** Opening Data supplied block **

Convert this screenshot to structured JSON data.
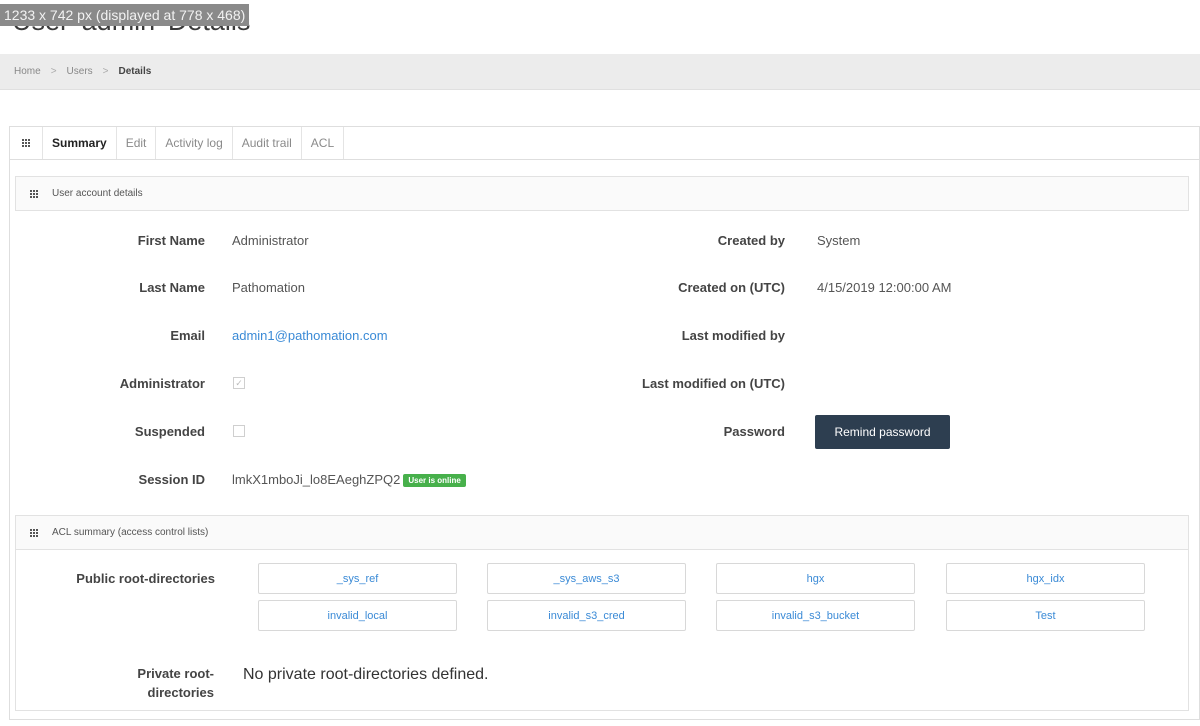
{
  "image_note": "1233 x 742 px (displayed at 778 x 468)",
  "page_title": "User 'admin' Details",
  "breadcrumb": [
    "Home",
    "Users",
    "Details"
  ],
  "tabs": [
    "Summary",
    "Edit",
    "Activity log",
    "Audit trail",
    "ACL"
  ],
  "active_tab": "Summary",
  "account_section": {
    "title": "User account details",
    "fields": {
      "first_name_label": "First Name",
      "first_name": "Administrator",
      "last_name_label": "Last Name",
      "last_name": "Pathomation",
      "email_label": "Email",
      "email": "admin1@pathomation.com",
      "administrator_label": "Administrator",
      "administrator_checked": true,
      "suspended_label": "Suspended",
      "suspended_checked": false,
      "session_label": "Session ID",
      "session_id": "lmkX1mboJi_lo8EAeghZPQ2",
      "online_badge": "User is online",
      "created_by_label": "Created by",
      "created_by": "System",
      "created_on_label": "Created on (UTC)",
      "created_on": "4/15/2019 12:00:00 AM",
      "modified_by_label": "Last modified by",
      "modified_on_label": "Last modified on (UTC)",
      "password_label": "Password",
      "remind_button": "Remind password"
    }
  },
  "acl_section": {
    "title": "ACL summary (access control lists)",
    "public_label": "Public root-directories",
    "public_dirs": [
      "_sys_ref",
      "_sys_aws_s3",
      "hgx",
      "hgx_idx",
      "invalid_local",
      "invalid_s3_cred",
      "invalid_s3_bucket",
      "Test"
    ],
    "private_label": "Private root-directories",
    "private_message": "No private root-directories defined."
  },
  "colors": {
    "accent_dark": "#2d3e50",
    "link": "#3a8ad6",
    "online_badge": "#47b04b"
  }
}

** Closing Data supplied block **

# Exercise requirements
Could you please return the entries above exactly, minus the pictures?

# Output for this task
Convert this screenshot to structured JSON data.
{
  "image_note": "1233 x 742 px (displayed at 778 x 468)",
  "page_title": "User 'admin' Details",
  "breadcrumb": [
    "Home",
    "Users",
    "Details"
  ],
  "tabs": [
    "Summary",
    "Edit",
    "Activity log",
    "Audit trail",
    "ACL"
  ],
  "active_tab": "Summary",
  "account_section": {
    "title": "User account details",
    "fields": {
      "first_name_label": "First Name",
      "first_name": "Administrator",
      "last_name_label": "Last Name",
      "last_name": "Pathomation",
      "email_label": "Email",
      "email": "admin1@pathomation.com",
      "administrator_label": "Administrator",
      "administrator_checked": true,
      "suspended_label": "Suspended",
      "suspended_checked": false,
      "session_label": "Session ID",
      "session_id": "lmkX1mboJi_lo8EAeghZPQ2",
      "online_badge": "User is online",
      "created_by_label": "Created by",
      "created_by": "System",
      "created_on_label": "Created on (UTC)",
      "created_on": "4/15/2019 12:00:00 AM",
      "modified_by_label": "Last modified by",
      "modified_on_label": "Last modified on (UTC)",
      "password_label": "Password",
      "remind_button": "Remind password"
    }
  },
  "acl_section": {
    "title": "ACL summary (access control lists)",
    "public_label": "Public root-directories",
    "public_dirs": [
      "_sys_ref",
      "_sys_aws_s3",
      "hgx",
      "hgx_idx",
      "invalid_local",
      "invalid_s3_cred",
      "invalid_s3_bucket",
      "Test"
    ],
    "private_label": "Private root-directories",
    "private_message": "No private root-directories defined."
  },
  "colors": {
    "accent_dark": "#2d3e50",
    "link": "#3a8ad6",
    "online_badge": "#47b04b"
  }
}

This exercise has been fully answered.